A slot is a narrow opening or position, typically a slit or groove, in which something can be placed. A slot is usually used in a machine for receiving cash or, in “ticket-in, ticket-out” machines, a paper ticket with a barcode. The machine then reads the barcode and determines if and how much to pay the player. Slots can also be used for adding hardware, such as a microphone or speakers, to a computer. A slot can also be a position, such as a position on a sports team or a career path.

The term is also used for a position on an aircraft or spacecraft, a seat in a vehicle, or a compartment in a box. The position may be a regular or vacant one, such as a regular passenger airline seat or a military cockpit position. It can also be a temporary position, such as a replacement pilot during a flight delay.

Online slots are a great way to play casino games for real money without having to leave the comfort of your own home. The process is simple and straightforward. The first step is to sign up for an account at the online casino of your choice. Once you have an account, you can select the online slot game that you want to play and deposit funds into your account. Once you have enough money in your account, you can spin the reels to see if you win.

When it comes to gambling, many people wonder if there are any tricks or tips that can help you beat the odds and win. The truth is that winning at slots depends solely on luck. Modern slot machines are equipped with random number generator chips that randomly select which symbols will stop on the reels during a spin. These chips retain no memory, so each spin is completely independent of any others.

While there are no ways to predict which symbols will appear on the reels, some slot players try to find patterns that will result in a win. They also use the pay table to understand how much each symbol is worth. This information is displayed on a screen near the reels and will usually match the theme of the slot.

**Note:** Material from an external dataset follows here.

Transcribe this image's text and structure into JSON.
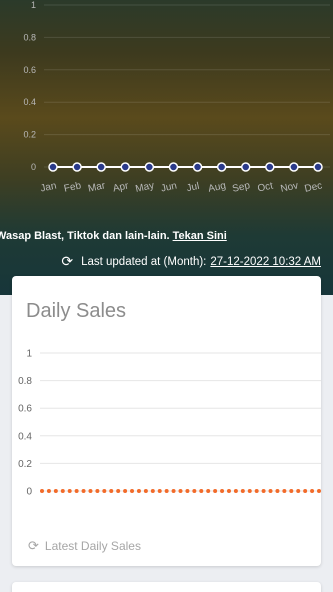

In football, a slotback is a wide receiver who lines up closer to the quarterback than the other wide receivers on the team. This allows the slotback to get open for passes, and it also helps him avoid being blocked by opposing linemen. The slotback position is a popular choice for many NFL teams, and there are a number of notable former and current slotbacks. These include Darren Sproles and Larry Fitzgerald.